● Aim of the task
Set down the listing below again, exactly as written.
** Input follows **
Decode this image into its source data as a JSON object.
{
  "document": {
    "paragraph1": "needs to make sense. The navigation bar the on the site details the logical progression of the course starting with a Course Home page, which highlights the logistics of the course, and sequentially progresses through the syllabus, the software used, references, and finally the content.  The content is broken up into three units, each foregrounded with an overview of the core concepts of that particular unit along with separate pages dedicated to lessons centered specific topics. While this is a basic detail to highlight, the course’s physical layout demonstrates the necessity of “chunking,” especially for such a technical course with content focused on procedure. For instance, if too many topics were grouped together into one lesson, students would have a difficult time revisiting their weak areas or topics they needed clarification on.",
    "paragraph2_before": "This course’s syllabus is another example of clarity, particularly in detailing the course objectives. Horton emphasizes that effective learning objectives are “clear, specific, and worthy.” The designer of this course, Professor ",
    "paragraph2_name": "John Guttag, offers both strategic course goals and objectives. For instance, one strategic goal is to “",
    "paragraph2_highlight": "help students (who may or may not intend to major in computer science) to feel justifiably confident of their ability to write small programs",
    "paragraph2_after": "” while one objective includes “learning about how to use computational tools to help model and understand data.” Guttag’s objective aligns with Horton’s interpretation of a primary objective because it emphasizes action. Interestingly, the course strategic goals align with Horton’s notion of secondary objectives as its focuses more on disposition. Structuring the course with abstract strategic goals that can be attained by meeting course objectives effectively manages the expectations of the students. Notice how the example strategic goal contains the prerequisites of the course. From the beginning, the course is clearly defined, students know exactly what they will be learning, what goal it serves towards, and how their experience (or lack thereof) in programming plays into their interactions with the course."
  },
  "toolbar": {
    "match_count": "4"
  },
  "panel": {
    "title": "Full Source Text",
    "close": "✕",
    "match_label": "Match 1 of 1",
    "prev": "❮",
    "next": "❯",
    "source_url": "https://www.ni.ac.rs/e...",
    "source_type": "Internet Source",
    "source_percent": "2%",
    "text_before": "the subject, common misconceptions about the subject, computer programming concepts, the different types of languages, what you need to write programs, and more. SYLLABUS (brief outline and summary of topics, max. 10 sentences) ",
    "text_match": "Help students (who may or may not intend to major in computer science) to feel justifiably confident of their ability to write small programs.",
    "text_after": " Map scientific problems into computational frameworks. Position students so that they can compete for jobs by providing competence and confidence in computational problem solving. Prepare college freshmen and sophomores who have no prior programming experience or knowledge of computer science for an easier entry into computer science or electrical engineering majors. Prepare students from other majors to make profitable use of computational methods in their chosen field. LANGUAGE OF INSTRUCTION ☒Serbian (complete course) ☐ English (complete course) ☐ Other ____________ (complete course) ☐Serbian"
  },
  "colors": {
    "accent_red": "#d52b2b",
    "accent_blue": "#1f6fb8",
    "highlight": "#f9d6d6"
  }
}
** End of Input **
● Written response
Decode this image into its source data as a JSON object.
{
  "document": {
    "paragraph1": "needs to make sense. The navigation bar the on the site details the logical progression of the course starting with a Course Home page, which highlights the logistics of the course, and sequentially progresses through the syllabus, the software used, references, and finally the content.  The content is broken up into three units, each foregrounded with an overview of the core concepts of that particular unit along with separate pages dedicated to lessons centered specific topics. While this is a basic detail to highlight, the course’s physical layout demonstrates the necessity of “chunking,” especially for such a technical course with content focused on procedure. For instance, if too many topics were grouped together into one lesson, students would have a difficult time revisiting their weak areas or topics they needed clarification on.",
    "paragraph2_before": "This course’s syllabus is another example of clarity, particularly in detailing the course objectives. Horton emphasizes that effective learning objectives are “clear, specific, and worthy.” The designer of this course, Professor ",
    "paragraph2_name": "John Guttag, offers both strategic course goals and objectives. For instance, one strategic goal is to “",
    "paragraph2_highlight": "help students (who may or may not intend to major in computer science) to feel justifiably confident of their ability to write small programs",
    "paragraph2_after": "” while one objective includes “learning about how to use computational tools to help model and understand data.” Guttag’s objective aligns with Horton’s interpretation of a primary objective because it emphasizes action. Interestingly, the course strategic goals align with Horton’s notion of secondary objectives as its focuses more on disposition. Structuring the course with abstract strategic goals that can be attained by meeting course objectives effectively manages the expectations of the students. Notice how the example strategic goal contains the prerequisites of the course. From the beginning, the course is clearly defined, students know exactly what they will be learning, what goal it serves towards, and how their experience (or lack thereof) in programming plays into their interactions with the course."
  },
  "toolbar": {
    "match_count": "4"
  },
  "panel": {
    "title": "Full Source Text",
    "close": "✕",
    "match_label": "Match 1 of 1",
    "prev": "❮",
    "next": "❯",
    "source_url": "https://www.ni.ac.rs/e...",
    "source_type": "Internet Source",
    "source_percent": "2%",
    "text_before": "the subject, common misconceptions about the subject, computer programming concepts, the different types of languages, what you need to write programs, and more. SYLLABUS (brief outline and summary of topics, max. 10 sentences) ",
    "text_match": "Help students (who may or may not intend to major in computer science) to feel justifiably confident of their ability to write small programs.",
    "text_after": " Map scientific problems into computational frameworks. Position students so that they can compete for jobs by providing competence and confidence in computational problem solving. Prepare college freshmen and sophomores who have no prior programming experience or knowledge of computer science for an easier entry into computer science or electrical engineering majors. Prepare students from other majors to make profitable use of computational methods in their chosen field. LANGUAGE OF INSTRUCTION ☒Serbian (complete course) ☐ English (complete course) ☐ Other ____________ (complete course) ☐Serbian"
  },
  "colors": {
    "accent_red": "#d52b2b",
    "accent_blue": "#1f6fb8",
    "highlight": "#f9d6d6"
  }
}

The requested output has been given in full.